Not everybody welcomes change

I often get questions about personal growth and how it changes relationships with friends, romantic partners and family. When people improve themselves in ways that increase their self-esteem and confidence, their relationships will surely change. Every person plays a role in someone else’s life, and if their personality changes, so too will that role. Indeed, it’s often a factor in why some relationships fail.

As individuals change, significant others will certainly have some kind of reaction. Let’s say, for example, that you stop drinking or abusing drugs. Or you start working after living off of your relatives. People who are rational and wish you well will cheer these improvements. But people who liked that you were dependent or feel threatened by your progress will have a different reaction. There will also be varying degrees of skepticism among those who want you to change. Some will celebrate, while others will need time to trust that the change is for real.

No matter how it happens, there is usually a process of “cleaning out’ one’s personal relationships after a major change. People who don’t respond well to your improvements will quite possibly exit your life altogether. Heavy drinkers have no use for reformed alcoholics, and vice versa. Non-ambitious moochers who become responsible are no longer drawn to fellow moochers. In fact, my experience has shown that the ex-moochers are even more annoyed by current moochers because it reminds them of what they no longer wish to be.

This applies to marriage as well as to family and friends. For years, mental health professionals identified what used to be called a co-alcoholic or codependent syndrome. (The principle can be applied to any positive change in a person, not just alcohol abuse.) It was found that some spouses actually responded negatively to their partners’ improvements.

Why? The reasons were usually unspoken and irrational. “He doesn’t need me any more. He’s becoming healthy and will flourish. This means he’ll leave me.”

Indeed, a codependent spouse can actually benefit from having a partner that keeps him- or herself down.
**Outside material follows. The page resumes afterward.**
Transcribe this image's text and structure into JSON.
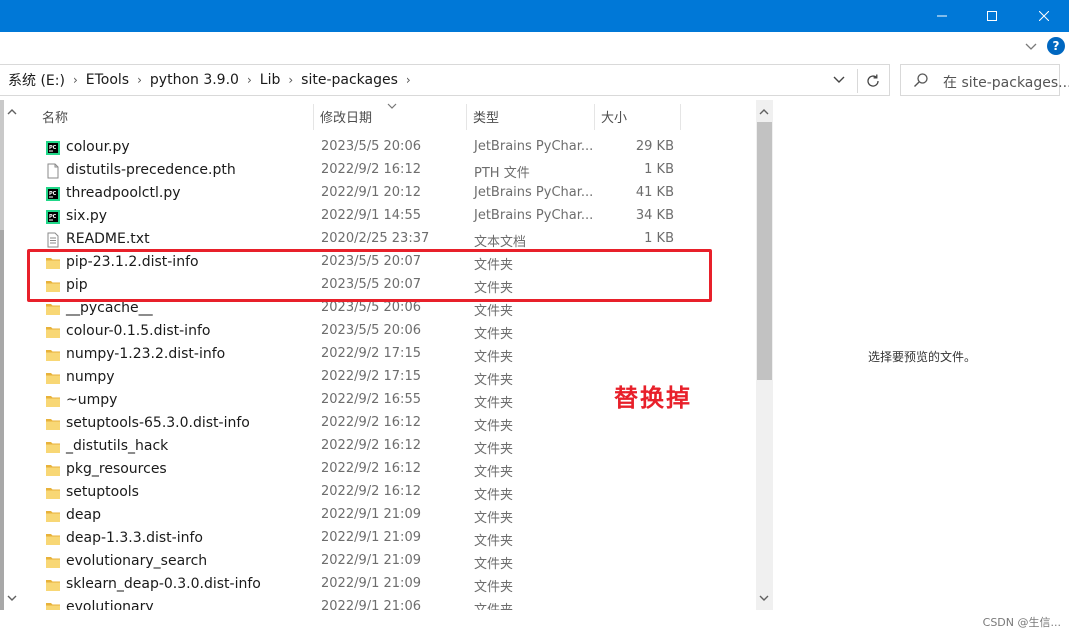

Sadly, the codependent partner can never fully benefit from a relationship with someone who doesn’t love life enough to achieve his or her potential. People on self-destructive paths are either going to leave eventually, or will perpetually disappoint. So, from a rational point of view, the partner’s advancements shouldn’t be a threat to the codependent spouse.

But sometimes they are, and it’s quite common. After all, people who are self-defeating and hold themselves back are naturally attracted to people who might love them for their weaknesses. Once that person becomes healthier, the foundation of those unhealthy relationships is lost and he or she will shed those relationships. All of this is not necessarily inevitable. With a bit of introspection and self-evaluation, a codependent spouse can recognize the nature of his or her errors and strive to correct them. If that can be achieved, the relationship will move in a different direction. However, this doesn’t usually happen.

A relationship is a dynamic collaboration. If one person changes significantly, his or her relationship will not be the same as it was. One hopes, of course, that this is a good thing; at least if the other partner is willing to go along with the transition.

Change is not always bad, and not always good. In fact, one of the major reasons relationships end is because one or both partners change. But the end of a relationship is not necessarily a failure, and can actually be right for its time. Ironically, even an unhealthy relationship is sometimes the best a person is capable of, given his or her level of maturity and development.

All that notwithstanding, the key is to always be thinking and growing. Dynamic people may sometimes change relationships, but their reasoning and action-oriented attitudes are what make their lives worthwhile. And the new connections they attract might even be healthier and more fulfilling.